Two of the major power plants, Zahrani and Deir-Ammar, in Lebanon suffered from “unknown” technical difficulties, which plunged most of the country into complete darkness. While some citizens took to the streets blocking roads in protest, netizens took to their keyboards to express their frustration.
Dozens dead, more than two thousand houses burned down, and thirty thousand residents have been displaced by the communal violence in Rakhine State, west of Myanmar. Who are responsible for these deaths? How was the internet used to spread hate and racism? What are the views of ordinary citizens on this very complicated issue?
After a recent sectarian violence between Rohingya and Rakhine in Western Myanmar, Bangladesh has restricted the influx of Rohingya refugees crossing borders. Bangladeshi netizens questions the decision of the government on humane grounds, though admitting as well that the country is incapable of hosting more refugees.
Saudi religious scholars used Twitter as a sounding board to express their frustration at being banned from raising funds for Syria. Salah Almhamdi explains what happened.

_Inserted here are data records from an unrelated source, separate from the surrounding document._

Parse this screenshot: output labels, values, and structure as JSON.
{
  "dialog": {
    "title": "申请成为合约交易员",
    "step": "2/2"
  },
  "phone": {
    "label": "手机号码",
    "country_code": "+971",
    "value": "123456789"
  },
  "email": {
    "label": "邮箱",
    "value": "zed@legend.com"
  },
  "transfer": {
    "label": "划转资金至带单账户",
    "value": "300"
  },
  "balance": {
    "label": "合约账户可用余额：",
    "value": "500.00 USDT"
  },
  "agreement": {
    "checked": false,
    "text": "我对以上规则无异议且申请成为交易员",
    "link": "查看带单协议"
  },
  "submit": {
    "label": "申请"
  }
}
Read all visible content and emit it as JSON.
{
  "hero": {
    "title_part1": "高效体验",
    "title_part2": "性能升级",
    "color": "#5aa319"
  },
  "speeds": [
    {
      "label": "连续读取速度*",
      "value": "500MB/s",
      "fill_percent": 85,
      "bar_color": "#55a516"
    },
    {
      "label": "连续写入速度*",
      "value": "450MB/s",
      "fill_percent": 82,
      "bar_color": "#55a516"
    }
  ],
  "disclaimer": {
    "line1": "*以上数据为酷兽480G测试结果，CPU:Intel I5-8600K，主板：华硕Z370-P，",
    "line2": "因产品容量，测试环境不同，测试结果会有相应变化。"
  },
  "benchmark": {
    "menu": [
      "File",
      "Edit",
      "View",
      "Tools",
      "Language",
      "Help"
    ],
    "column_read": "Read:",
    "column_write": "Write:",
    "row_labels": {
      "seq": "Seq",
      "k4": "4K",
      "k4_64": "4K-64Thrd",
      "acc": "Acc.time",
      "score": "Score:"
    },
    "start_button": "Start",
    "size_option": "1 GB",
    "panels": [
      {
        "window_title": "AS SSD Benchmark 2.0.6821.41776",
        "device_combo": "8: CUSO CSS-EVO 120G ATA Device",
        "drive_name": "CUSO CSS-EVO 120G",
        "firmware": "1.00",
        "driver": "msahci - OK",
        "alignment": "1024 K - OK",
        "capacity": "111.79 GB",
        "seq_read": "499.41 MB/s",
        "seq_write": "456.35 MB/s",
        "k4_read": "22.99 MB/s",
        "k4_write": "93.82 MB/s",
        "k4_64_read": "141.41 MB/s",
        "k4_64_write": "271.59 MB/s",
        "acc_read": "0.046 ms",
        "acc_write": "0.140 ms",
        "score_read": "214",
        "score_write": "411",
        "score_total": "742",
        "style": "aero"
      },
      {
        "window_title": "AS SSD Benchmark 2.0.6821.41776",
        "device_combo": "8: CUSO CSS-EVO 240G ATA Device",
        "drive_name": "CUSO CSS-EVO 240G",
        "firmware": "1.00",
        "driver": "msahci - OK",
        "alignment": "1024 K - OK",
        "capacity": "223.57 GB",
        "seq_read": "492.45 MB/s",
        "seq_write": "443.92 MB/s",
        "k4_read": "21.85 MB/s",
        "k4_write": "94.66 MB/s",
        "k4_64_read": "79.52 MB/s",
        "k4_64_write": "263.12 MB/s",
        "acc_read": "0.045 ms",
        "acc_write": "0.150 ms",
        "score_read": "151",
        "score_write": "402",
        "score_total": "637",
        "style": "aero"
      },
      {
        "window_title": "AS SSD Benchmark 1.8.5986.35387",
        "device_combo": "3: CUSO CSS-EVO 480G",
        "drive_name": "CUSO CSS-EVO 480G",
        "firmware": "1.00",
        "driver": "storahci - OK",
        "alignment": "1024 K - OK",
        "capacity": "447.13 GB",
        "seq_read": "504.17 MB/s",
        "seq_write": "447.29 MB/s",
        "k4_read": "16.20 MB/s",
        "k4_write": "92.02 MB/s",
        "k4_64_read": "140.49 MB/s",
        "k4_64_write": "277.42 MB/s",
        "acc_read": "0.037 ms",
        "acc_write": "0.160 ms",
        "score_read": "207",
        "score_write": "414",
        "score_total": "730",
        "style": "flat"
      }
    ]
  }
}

Activists, business representatives, thinkers and policy makers are meeting in Rio de Janeiro, Brazil for the Human Rights and Technology Conference. Renata Avila and other Global Voices contributors are also present at this event. Here is Renata's summary of the conference.